Ger30, UK100 and SP500 are CFD’s, written over the Dax30, Footsie100 and S&P500 Index futures:
European stocks rose for a third day after Greek Prime Minister Alexis Tsipras presented a new plan of reforms, while deals activity intensified. Euro-area finance ministers will meet at 12:30 p.m. in Brussels to prepare the gathering of government leaders set to begin at 7 p.m, in order to discuss and possibly resolve the Greek question. This would probably be one of the ultimate or even the last attempt to solve this problem. Yesterday was marked by a series of telephone conversations between the Greek Prime Minister and some European leaders. According to the first rumors, the points where there is a closer approximation are those relating to VAT and the primary balance of public accounts. European countries argue that Greece should have only two levels to the VAT level (11% and 23%) compared to the three current levels (6.50%, 13% and 23%). Regarding the State primary balance (income less expenses, excluding the payment of debt interest) Greece aims to achieve a surplus of 0.75% of GDP, which is confronted with the 1% defended by lenders. To reach a larger primary balance Greece will have to reduce expenses. It is the pensions and the labor market the issues of major difficulties in the negotiation process. For example, lenders claim that the cost of the pension system should have a reduction of 2700 M. € between 2015 and 2016, whereas the Greek plan provides only cuts of 200 M €. Despite the unsuccessful Eurogroup meeting from last week, European equities managed to overcome the negative effects of this outcome. After troubled days, major European stock indexes ended the week with modest variations. This behavior is not surprising, first, because the Greek crisis has now lasted for more than five years, and investors have developed some immunity to the various hazards that have followed, second the eurozone is now more prepared for extreme events. European Economies in general, the Spanish and Portuguese public finances are better than a few years ago and the ECB has a bond purchase plan which provides an important cushion for the public debt of these countries. Even if yields from these countries rise, very unlikely will reach the levels recorded at the height of the European crisis, while Spanish yields exceeded 7% and Portugal 18%. It is recalled that the yields of peripheral countries reached as recently as their historic lows, so they can include an ascent even a marked one. The big unknown is whether this is temporary or resilience takes on a more solid character – only the coming days will tell.

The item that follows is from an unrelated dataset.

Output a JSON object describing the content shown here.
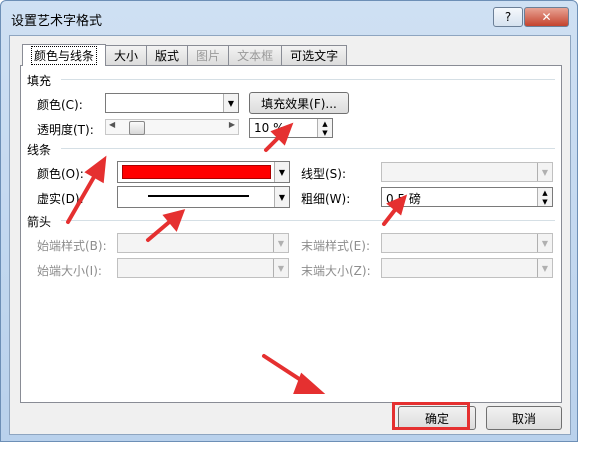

The expiration of futures and options as well as the problematic Greek situation, gave rise to a rather volatile session on the New York Stock Exchange. These two factors mitigated the positive sentiment in recent days that had led the Nasdaq to its historical highs. The situation in Greece has little impact on the US economy. What worries US investors is whether the Greek situation reached an extreme level that infect other European countries, undermining the ongoing modest economic recovery in the eurozone. At this stage, the US economy has essentially depended on “inboard engines” (consumption and investment) due to the slowdown of the Chinese economy, the modest upturn European crisis and many emerging markets. Still, the US economy, as demonstrated in the 1st quarter of this year, is not immune to external shock. During this period, the strength of the dollar, bad weather and strikes in some ports caused a GDP bending of 0.70%. Early indications for the 2nd quarter point to economic growth between 2.50% and 3%. Hypothetical bad news from across the Atlantic could jeopardize this recovery. Today, attention will focus primarily on developments in Brussels.
Asian indexes closed higher, with emphasis on Japanese equities. The Nikkei led the Asian session, basing its performance on the valuation of the financial system. The Chinese markets were closed. Last Friday recorded losses of more than 6%, exhibiting high volatility, which is a warning sign.